Wildlife smuggling becoming rarer but not extinct
Updated: 2011-10-20 07:30
By Zhang Yan, Li Yao and Guo Anfei (China Daily)
Forest policemen rescue wild turtles in Mangshi, capital of Dehong prefecture, Yunnan province, previously this year. [He Jianying / for China Daily]
MANGSHI, Yunnan - Criminals in Yunnan, in southwestern China, still hunt and traffic many black bears and various rare turtles, snakes, monkeys and bird species.
But the number they are killing or capturing in Yunnan has decreased greatly in recent years, according to a senior police officer.
Since 2004, Yunnan province police have investigated 1,500 criminal cases involving the hunting or trafficking of wildlife and, as a result of that work, detained 1,107 suspects, Dong Jianchuan, director of the forest security bureau in the Dehong Dai and Jingpo autonomous prefecture, said in an exclusive interview.
In the first nine months of the year, Dehong authorities investigated 12 such cases, half the number that they had in the same period this past year, according to official statistics from the bureau.
Dong said one reason that cases of illegal hunting and trafficking have become less common is that the Ministry of Public Security began confiscating shotguns in 1995. He also said the ministry has begun to impose tougher penalties on illegal hunters and traffickers and has taken steps to make villagers more aware of the harm done by those who commit those crimes.
Among the precious and rare animals that have been seized from traffickers, the most commonly found have been black bears, pangolins, civets, turtles, snakes, monkeys and various bird species, Dong said.
"The temptation of a huge economic gain, the strong market demand that exists and the low cost of catching (these animals) are the main motives for trafficking," he said, adding that more than 90 percent of the animals found came from Myanmar and were at times transported by Chinese criminals.
Many endangered animals are sold in places on China's coasts, such as Guangdong and Fujian provinces, where they often appear on menus.
Other animals, though, are shipped to inland areas, such as Henan, Hubei, Hunan and Anhui provinces, and their various parts are used in the production of medicinal herbs. Rhino horns, snake bile and pangolin scales are all sought for that purpose. Many times the remaining parts of the animals are then sold to those who make arts and crafts supplies or decorations.
On March 13, Dehong police detained traffickers who were transporting 303 endangered animals, including 82 elongated tortoises and 74 wattle-necked softshell turtles.
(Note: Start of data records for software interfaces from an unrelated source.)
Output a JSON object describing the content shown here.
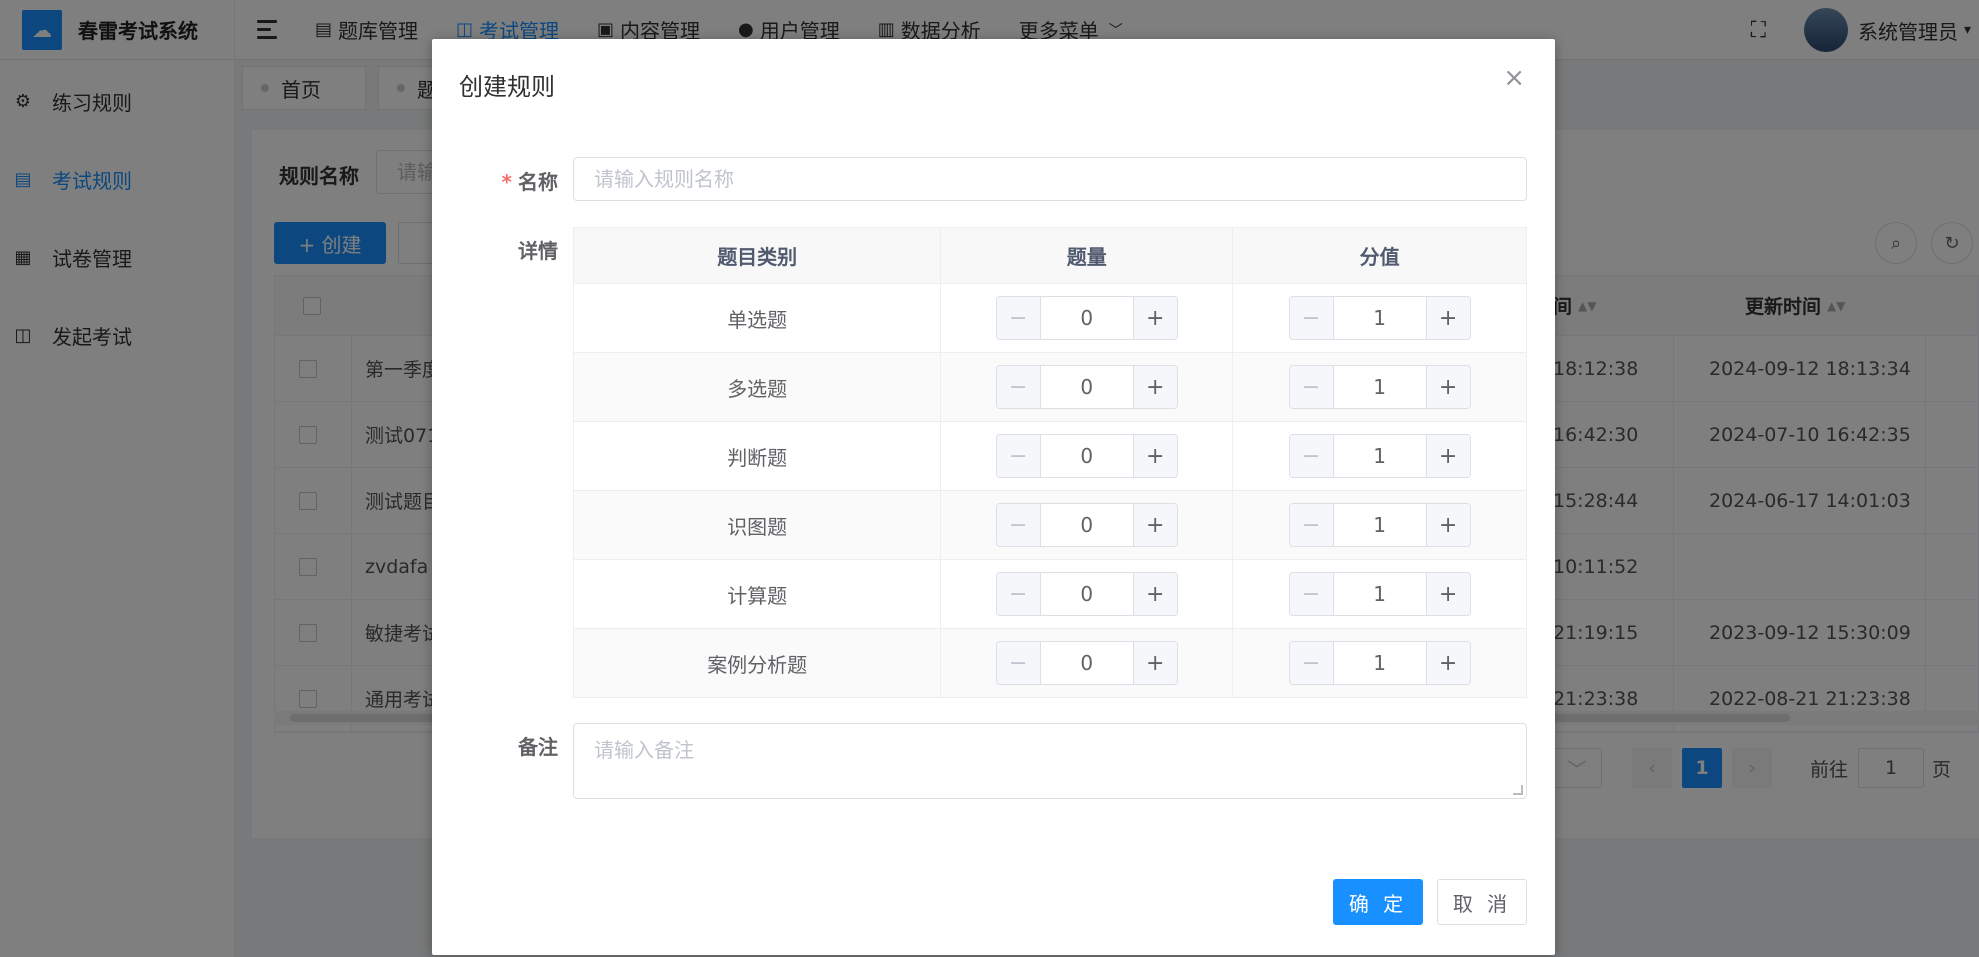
{
  "app": {
    "title": "春雷考试系统"
  },
  "topnav": {
    "items": [
      {
        "label": "题库管理",
        "icon": "file-icon"
      },
      {
        "label": "考试管理",
        "icon": "book-icon",
        "active": true
      },
      {
        "label": "内容管理",
        "icon": "content-icon"
      },
      {
        "label": "用户管理",
        "icon": "user-icon"
      },
      {
        "label": "数据分析",
        "icon": "bar-chart-icon"
      },
      {
        "label": "更多菜单",
        "icon": "chevron-down-icon"
      }
    ],
    "user_name": "系统管理员"
  },
  "sidebar": {
    "items": [
      {
        "label": "练习规则"
      },
      {
        "label": "考试规则",
        "active": true
      },
      {
        "label": "试卷管理"
      },
      {
        "label": "发起考试"
      }
    ]
  },
  "tags": [
    {
      "label": "首页"
    },
    {
      "label": "题"
    }
  ],
  "main": {
    "filter_label": "规则名称",
    "filter_placeholder": "请输",
    "create_label": "+ 创建",
    "columns": {
      "partial_time": "间",
      "update_time": "更新时间"
    },
    "rows": [
      {
        "name": "第一季度",
        "time_a": "18:12:38",
        "time_b": "2024-09-12 18:13:34"
      },
      {
        "name": "测试071",
        "time_a": "16:42:30",
        "time_b": "2024-07-10 16:42:35"
      },
      {
        "name": "测试题目",
        "time_a": "15:28:44",
        "time_b": "2024-06-17 14:01:03"
      },
      {
        "name": "zvdafa",
        "time_a": "10:11:52",
        "time_b": ""
      },
      {
        "name": "敏捷考试",
        "time_a": "21:19:15",
        "time_b": "2023-09-12 15:30:09"
      },
      {
        "name": "通用考试",
        "time_a": "21:23:38",
        "time_b": "2022-08-21 21:23:38"
      }
    ],
    "pager": {
      "current": "1",
      "goto_label": "前往",
      "goto_value": "1",
      "page_unit": "页"
    }
  },
  "dialog": {
    "title": "创建规则",
    "name_label": "名称",
    "name_placeholder": "请输入规则名称",
    "detail_label": "详情",
    "headers": {
      "category": "题目类别",
      "count": "题量",
      "score": "分值"
    },
    "rows": [
      {
        "category": "单选题",
        "count": "0",
        "score": "1"
      },
      {
        "category": "多选题",
        "count": "0",
        "score": "1"
      },
      {
        "category": "判断题",
        "count": "0",
        "score": "1"
      },
      {
        "category": "识图题",
        "count": "0",
        "score": "1"
      },
      {
        "category": "计算题",
        "count": "0",
        "score": "1"
      },
      {
        "category": "案例分析题",
        "count": "0",
        "score": "1"
      }
    ],
    "remark_label": "备注",
    "remark_placeholder": "请输入备注",
    "ok_label": "确 定",
    "cancel_label": "取 消"
  },
  "colors": {
    "primary": "#1890ff",
    "overlay": "rgba(0,0,0,0.5)",
    "required": "#f56c6c"
  }
}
The bust came two days after the police had learned that a Myanmar gang had snatched wild animals near Myanmar's border with China. They were preparing to smuggle them into China in an SUV disguised as an emergency vehicle that was ostensibly to be used to respond to an earthquake in Yunnan's Yingjiang county.
The suspect vehicle was stopped in Mangshi, capital of Dehong prefecture, and the driver, whose surname was Song, was detained along with the animals.
A trafficker who identified himself only as Ling said: "In Myanmar, wildlife hunting is rampant because of the country's internal chaos, and there are many professional traffickers who either hire villagers to illegally hunt animals in forests bordering China or collect the animals at black markets."
Yunnan province's dense forests, often found high in the mountains, are home to more than 2,000 species of rare wild animals and plants.
"It's our duty and unshirkable responsibility to protect the environment in Southwest China," Dong said.
He acknowledged, though, that the task is rife with difficulties.
"Our police force is so small," he said. "There are only 200 police officers to defend the entire forest area in Dehong."
And because of the unstable political situation in Myanmar, China has yet to form a pact with the country to combat wildlife trafficking across borders.